Just one Cattle Egret put in an appearance at Stanwick, on 21st, this week and Great Egrets were also at a low ebb, with up to two at Summer Leys between 22nd and 25th and singles on floodwater in the Tove Valley near Towcester on 21st, Pitsford Res on 22nd and at Daventry CP on 23rd.
Following the year’s first Osprey last week, further individuals were seen over both Moulton and Yelvertoft on 19th, over Hollowell Res on 24th and over Deene Lake the following day. The only other raptor of note, as well as being only the second record for the year, was a Marsh Harrier heading east over Clifford Hill GP, early evening on 24th.
For the second week running, topping the wader bill was an Avocet, which remained throughout the day on the Main Lake at Summer Leys, on 20th.
The same day saw a Bar-tailed Godwit at Stanwick GP – much earlier than is usual for this species in the county, while a Black-tailed Godwit also turned up there on 24th-25th. Although the wintering Ruff remained at Summer Leys throughout, swelling the ranks this week were five on floodwater at Lower Barnwell Lock, Oundle on 20th and a new bird at Earls Barton GP’s New Workings (North) on 25th, where the overwintering Common Sandpiper remained until at least 23rd. Pitsford’s wintering individual remained on, and around, the dam there until at least 22nd. Meanwhile, Jack Snipes were still to be found at three localities, with two at Boddington Res on 22nd, one at Hollowell Res on 23rd, followed by two there on 25th and two at Summer Leys on the same date.
Vying with Garganey for a place in the limelight this week was Little Gull – and in numbers the likes of which we are certainly not used to seeing this early in the spring. A strong easterly vector in this week’s continued southerly airflow seems the most likely factor involved in their appearance here as part of a widespread influx across central, southern and eastern England.
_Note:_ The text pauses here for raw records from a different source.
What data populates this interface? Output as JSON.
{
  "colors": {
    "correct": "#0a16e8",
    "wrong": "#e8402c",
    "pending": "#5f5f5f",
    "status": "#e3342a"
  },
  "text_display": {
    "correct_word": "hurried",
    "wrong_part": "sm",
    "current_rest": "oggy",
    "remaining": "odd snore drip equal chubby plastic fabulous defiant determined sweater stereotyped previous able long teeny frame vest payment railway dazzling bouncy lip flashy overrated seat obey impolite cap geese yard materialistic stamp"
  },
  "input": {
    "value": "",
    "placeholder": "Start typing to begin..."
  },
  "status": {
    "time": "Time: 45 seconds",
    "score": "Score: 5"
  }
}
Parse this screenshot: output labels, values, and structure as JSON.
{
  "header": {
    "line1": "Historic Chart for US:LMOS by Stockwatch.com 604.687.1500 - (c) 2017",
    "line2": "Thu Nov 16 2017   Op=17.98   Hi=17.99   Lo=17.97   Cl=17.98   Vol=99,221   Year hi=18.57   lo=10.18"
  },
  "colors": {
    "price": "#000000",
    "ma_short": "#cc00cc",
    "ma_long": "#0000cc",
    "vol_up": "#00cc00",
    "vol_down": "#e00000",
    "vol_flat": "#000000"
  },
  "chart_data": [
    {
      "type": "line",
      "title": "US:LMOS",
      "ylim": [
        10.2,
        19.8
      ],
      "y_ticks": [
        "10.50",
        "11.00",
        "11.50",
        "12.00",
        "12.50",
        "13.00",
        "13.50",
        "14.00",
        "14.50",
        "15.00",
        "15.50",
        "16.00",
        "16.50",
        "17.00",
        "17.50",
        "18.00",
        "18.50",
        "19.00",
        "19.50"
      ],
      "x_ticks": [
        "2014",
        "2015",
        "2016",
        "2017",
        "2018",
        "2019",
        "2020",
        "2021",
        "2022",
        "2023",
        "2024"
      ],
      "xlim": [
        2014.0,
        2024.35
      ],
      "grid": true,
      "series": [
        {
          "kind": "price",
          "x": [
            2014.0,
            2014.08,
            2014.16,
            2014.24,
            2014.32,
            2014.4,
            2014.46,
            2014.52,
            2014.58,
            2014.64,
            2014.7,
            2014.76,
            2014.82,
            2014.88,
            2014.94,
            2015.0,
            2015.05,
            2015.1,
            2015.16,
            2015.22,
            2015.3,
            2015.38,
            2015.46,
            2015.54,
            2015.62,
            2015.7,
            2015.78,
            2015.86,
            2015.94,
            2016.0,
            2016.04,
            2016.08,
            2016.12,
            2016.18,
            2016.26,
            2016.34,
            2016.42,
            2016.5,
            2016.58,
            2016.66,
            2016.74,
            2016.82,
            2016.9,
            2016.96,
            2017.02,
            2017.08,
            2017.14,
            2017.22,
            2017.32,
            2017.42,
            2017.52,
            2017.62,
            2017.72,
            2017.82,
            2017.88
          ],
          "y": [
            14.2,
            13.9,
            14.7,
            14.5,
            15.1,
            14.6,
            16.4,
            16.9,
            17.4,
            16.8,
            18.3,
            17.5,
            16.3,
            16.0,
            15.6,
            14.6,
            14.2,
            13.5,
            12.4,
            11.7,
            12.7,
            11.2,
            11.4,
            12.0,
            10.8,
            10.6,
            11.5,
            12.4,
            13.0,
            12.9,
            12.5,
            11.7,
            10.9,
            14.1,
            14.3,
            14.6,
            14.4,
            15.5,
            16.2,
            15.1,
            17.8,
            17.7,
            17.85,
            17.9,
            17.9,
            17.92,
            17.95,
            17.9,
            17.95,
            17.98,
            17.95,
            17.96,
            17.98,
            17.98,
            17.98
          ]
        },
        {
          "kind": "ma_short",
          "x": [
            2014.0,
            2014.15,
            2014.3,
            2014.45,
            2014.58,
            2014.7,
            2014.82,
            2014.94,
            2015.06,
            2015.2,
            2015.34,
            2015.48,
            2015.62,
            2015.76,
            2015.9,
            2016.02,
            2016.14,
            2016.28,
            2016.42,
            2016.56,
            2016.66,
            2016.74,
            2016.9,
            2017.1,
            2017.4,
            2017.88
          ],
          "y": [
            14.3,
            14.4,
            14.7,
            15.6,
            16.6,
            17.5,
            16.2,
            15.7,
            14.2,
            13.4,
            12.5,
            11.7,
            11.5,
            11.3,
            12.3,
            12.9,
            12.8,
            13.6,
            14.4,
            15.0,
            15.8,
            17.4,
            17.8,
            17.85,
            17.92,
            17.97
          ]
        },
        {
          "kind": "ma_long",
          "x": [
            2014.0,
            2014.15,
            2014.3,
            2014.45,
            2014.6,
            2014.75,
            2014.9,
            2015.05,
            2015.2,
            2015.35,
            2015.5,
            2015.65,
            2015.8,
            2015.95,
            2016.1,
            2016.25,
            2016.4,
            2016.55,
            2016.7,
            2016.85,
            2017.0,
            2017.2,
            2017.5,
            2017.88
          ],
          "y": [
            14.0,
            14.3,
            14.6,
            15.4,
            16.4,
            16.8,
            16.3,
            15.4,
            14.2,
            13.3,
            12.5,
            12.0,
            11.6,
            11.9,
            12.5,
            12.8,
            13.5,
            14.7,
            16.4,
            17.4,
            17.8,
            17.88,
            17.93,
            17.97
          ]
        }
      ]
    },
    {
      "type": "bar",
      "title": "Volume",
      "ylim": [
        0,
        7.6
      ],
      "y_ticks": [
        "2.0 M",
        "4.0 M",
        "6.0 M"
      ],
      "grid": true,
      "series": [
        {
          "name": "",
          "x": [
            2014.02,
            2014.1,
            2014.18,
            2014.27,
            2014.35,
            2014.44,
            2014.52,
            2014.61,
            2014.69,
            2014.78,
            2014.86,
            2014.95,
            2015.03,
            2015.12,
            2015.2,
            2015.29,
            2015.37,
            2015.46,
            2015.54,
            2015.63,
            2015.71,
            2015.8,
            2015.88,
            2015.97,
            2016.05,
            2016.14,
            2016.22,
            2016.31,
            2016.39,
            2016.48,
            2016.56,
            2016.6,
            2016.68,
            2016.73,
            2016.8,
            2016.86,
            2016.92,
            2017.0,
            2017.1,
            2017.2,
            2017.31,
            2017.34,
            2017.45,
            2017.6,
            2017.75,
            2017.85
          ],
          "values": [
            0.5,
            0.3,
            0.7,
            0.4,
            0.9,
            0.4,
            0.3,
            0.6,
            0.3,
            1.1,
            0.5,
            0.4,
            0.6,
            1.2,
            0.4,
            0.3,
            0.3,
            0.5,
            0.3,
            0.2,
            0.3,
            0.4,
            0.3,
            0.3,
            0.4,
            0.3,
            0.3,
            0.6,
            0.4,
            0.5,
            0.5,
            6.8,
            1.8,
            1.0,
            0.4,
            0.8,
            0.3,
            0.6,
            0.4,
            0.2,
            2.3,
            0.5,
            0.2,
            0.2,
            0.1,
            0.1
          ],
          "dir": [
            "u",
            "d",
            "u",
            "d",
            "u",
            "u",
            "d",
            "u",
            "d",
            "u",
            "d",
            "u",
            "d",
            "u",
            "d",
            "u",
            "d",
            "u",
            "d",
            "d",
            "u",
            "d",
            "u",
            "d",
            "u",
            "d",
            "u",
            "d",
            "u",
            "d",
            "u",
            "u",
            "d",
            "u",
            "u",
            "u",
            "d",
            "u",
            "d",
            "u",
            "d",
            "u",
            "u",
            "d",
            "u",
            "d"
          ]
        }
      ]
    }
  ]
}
At least six were found at Pitsford Res on 21st, followed by two there the next day, then four on 23rd and two on 25th. Not to be left out, of course, Summer Leys held seven on 23rd, four on 24th and two on 25th, while Boddington produced one on 23rd.
Arguably as smart, single adult Mediterranean Gulls showed up at Daventry CP on 24th and at Summer Leys the following day, while the week’s only Yellow-legged Gull was, once again, an adult at Pitsford on 21st.
Passerines continued to feature poorly, with Borough Hill’s Black Redstart resurfacing on 23rd and still being present at the week’s end. That is, of course, assuming it has remained there since it was last reported on 5th February … or could this be a new bird? The only other passerine of note was Northern Wheatear, the first of the spring being the aforementioned Harrington bird on 21st, followed by another behind Mary’s Lake at Earls Barton GP two days later, on 23rd.